Two internet users indicated on social networks that they had succeeded in obtaining information on the health pass of Prime Minister Jean Castex, reports the daily Liberation. On Twitter, Mathis Hammel, research and development director of Sogeti, a cybersecurity company, notably boasted of having “legally obtained” the QR code. “I won’t do anything with it, call me if you want a helping hand in cybersecurity,” he added.
The vaccination certificate includes the date of birth of the Prime Minister and the vaccine used, in this case two doses of AstraZeneca.
How did Internet users manage to obtain the certificate legally? The answer can be found in a tweet from developer David Libeau on September 16, in which he reports that a photo, where Jean Castex’s QR code is visible, was taken by a famous photo agency and is circulating on the Internet. “Nice your health pass”, then tweeted the user to the attention of the Prime Minister.
Health pass fraud

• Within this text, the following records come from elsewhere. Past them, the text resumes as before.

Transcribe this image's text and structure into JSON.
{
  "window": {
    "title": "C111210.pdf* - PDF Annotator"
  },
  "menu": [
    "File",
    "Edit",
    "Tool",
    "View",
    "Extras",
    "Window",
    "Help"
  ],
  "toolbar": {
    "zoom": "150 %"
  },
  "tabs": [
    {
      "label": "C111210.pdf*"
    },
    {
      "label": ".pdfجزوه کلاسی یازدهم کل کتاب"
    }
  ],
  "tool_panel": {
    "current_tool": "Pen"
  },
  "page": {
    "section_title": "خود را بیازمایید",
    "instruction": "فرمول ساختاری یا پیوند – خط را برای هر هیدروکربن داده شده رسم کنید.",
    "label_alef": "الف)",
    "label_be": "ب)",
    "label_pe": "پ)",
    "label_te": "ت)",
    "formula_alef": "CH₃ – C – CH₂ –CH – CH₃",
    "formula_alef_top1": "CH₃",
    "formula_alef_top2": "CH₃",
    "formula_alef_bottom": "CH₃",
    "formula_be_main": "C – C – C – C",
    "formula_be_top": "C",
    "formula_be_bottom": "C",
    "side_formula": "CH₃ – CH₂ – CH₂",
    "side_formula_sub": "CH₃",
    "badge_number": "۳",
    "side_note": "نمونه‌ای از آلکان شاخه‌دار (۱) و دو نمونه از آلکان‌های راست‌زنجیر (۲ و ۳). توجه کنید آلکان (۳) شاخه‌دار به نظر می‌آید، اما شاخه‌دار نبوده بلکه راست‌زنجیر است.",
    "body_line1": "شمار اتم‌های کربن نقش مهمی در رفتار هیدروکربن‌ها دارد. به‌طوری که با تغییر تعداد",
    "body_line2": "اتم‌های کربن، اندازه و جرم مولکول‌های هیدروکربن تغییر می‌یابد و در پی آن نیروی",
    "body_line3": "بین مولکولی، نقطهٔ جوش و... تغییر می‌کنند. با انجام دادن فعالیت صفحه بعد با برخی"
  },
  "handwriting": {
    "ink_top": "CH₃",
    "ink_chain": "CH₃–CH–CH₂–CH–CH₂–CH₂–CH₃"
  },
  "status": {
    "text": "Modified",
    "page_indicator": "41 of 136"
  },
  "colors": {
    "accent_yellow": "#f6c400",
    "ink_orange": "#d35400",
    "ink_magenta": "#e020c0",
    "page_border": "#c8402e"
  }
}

According to Liberation, the photo was taken on September 13, during a trip by the head of government to an Ehpad in Clamart (Hauts-de-Seine), on the occasion of the launch of the campaign on the third dose of vaccine . In the photo, we can see in close-up the QR code of Jean Castex which could be scanned by Internet users. The photo would have remained available on the Internet for nearly 48 hours before being withdrawn by the press agency.
“Health passes are leaked in the press every week. This week, I saw that of Jean Castex and I informed their services, but that does not change the problem… ”, commented David Libeau.
Beyond medical secrecy, the disclosure of the Prime Minister’s QR code obviously raises the question of potential fraud. It is possible to integrate the QR codes of people vaccinated into the TousAntiCovid application and to use them since identity control is rarely practiced. Anyone could therefore use Jean Castex’s QR code to go to a public place.
Contacted by us, Matignon did not confirm the information but indicated that if it was the case, the Prime Minister’s services “would take note” of the situation to “avoid any malicious use of the data”.